▶ [EXERCISE DIRECTIONS] Your answer should consist of the lines holding "Candidate", copied from the material below.

▶ [RAW DATA]
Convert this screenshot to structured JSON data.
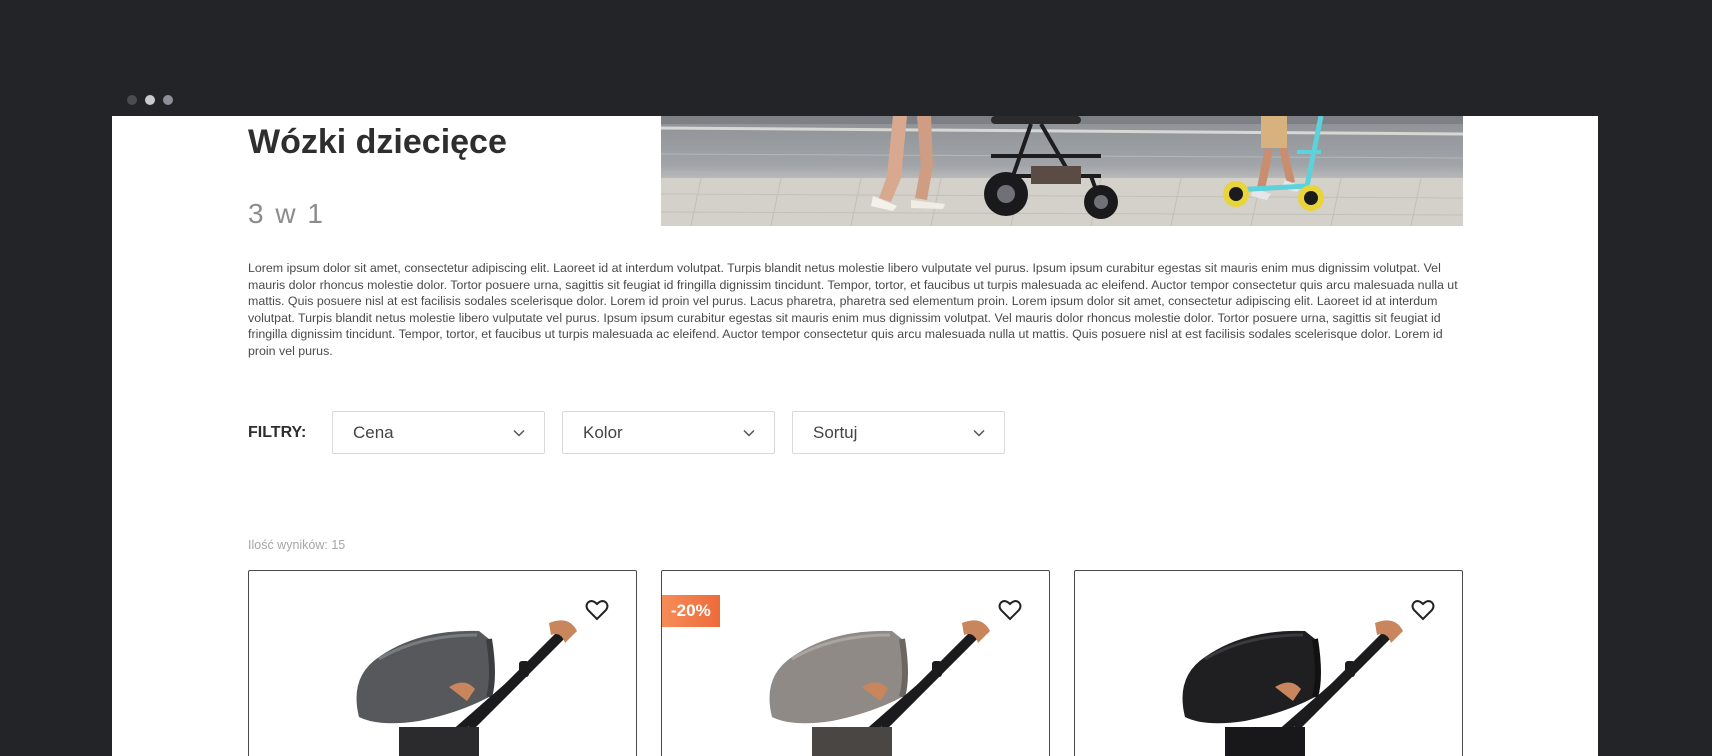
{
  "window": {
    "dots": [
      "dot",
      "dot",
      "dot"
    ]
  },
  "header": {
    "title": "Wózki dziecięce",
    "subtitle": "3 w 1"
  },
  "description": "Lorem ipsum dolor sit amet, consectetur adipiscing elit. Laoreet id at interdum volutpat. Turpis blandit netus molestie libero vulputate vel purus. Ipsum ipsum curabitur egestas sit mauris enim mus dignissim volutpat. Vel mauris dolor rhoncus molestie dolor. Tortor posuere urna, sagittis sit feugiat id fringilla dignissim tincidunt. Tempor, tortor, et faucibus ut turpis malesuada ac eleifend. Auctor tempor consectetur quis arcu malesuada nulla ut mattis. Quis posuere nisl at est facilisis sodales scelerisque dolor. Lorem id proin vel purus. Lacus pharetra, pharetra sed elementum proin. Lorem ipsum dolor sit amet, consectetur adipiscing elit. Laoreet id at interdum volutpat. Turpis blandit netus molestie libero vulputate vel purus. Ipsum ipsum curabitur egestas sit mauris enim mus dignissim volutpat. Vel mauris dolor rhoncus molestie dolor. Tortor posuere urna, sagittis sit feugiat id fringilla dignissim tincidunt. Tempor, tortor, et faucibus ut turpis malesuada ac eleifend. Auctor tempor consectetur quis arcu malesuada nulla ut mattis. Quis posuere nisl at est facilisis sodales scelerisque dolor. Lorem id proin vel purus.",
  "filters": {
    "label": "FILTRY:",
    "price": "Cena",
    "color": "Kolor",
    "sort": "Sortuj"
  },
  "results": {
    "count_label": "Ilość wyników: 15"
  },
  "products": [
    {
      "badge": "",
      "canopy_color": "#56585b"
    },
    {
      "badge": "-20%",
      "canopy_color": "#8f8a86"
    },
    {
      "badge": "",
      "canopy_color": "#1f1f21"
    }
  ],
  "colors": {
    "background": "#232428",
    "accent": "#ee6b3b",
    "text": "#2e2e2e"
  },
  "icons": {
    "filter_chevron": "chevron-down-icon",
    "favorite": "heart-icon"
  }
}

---

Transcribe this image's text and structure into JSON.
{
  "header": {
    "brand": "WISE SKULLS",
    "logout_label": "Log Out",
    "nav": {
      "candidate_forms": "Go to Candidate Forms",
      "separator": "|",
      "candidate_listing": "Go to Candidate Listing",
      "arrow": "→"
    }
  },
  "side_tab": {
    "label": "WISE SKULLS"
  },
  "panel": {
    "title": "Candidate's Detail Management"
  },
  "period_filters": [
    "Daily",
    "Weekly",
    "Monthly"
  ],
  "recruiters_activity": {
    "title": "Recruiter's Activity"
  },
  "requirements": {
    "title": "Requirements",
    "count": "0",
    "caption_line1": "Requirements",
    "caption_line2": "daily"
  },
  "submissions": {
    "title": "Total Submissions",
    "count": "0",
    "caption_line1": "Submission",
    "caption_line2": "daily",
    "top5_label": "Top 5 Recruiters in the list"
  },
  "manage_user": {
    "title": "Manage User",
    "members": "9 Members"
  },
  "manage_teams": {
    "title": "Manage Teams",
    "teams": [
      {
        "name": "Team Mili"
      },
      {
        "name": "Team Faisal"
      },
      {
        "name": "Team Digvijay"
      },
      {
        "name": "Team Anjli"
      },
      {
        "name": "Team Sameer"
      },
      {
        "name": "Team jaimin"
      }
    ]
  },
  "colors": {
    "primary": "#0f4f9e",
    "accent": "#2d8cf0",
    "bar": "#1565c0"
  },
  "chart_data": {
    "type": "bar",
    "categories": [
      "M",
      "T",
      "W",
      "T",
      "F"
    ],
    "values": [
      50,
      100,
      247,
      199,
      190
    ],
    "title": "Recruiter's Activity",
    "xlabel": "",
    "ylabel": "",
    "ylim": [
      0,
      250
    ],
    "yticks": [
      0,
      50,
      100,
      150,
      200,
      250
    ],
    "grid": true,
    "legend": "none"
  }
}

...

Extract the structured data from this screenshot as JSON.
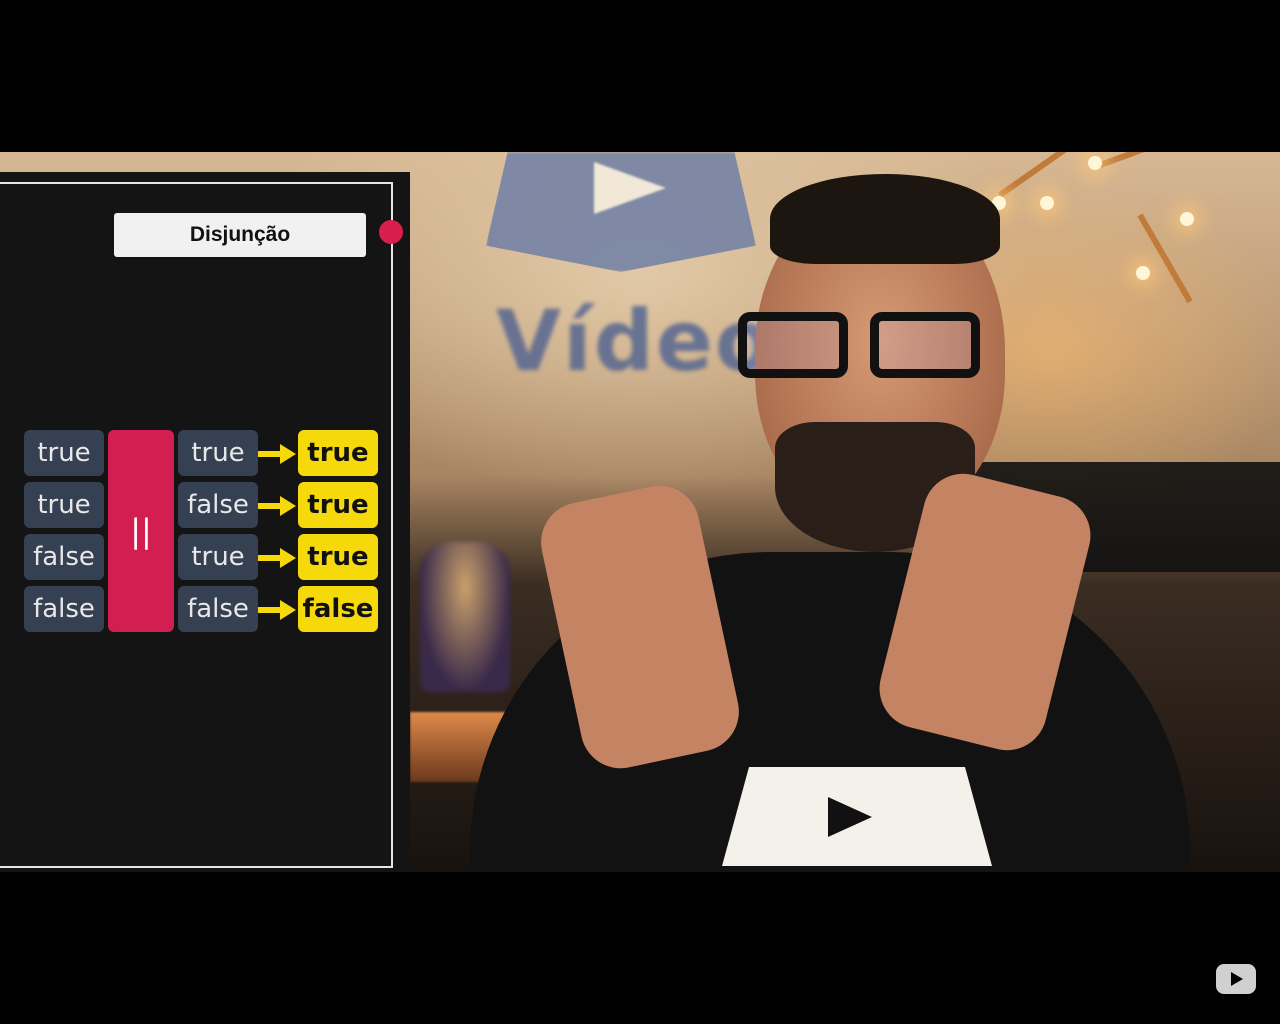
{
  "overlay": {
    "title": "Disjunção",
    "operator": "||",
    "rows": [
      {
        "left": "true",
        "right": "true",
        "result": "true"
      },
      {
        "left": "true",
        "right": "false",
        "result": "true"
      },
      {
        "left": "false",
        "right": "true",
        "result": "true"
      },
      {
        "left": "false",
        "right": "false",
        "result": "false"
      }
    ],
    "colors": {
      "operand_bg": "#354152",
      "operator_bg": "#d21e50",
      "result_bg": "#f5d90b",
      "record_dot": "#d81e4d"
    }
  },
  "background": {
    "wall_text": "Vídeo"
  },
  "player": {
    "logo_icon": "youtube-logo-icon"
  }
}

▶ [OUTPUT FOR THIS EXERCISE]
      "candidate_forms": "Go to Candidate Forms",
      "candidate_listing": "Go to Candidate Listing",
    "title": "Candidate's Detail Management"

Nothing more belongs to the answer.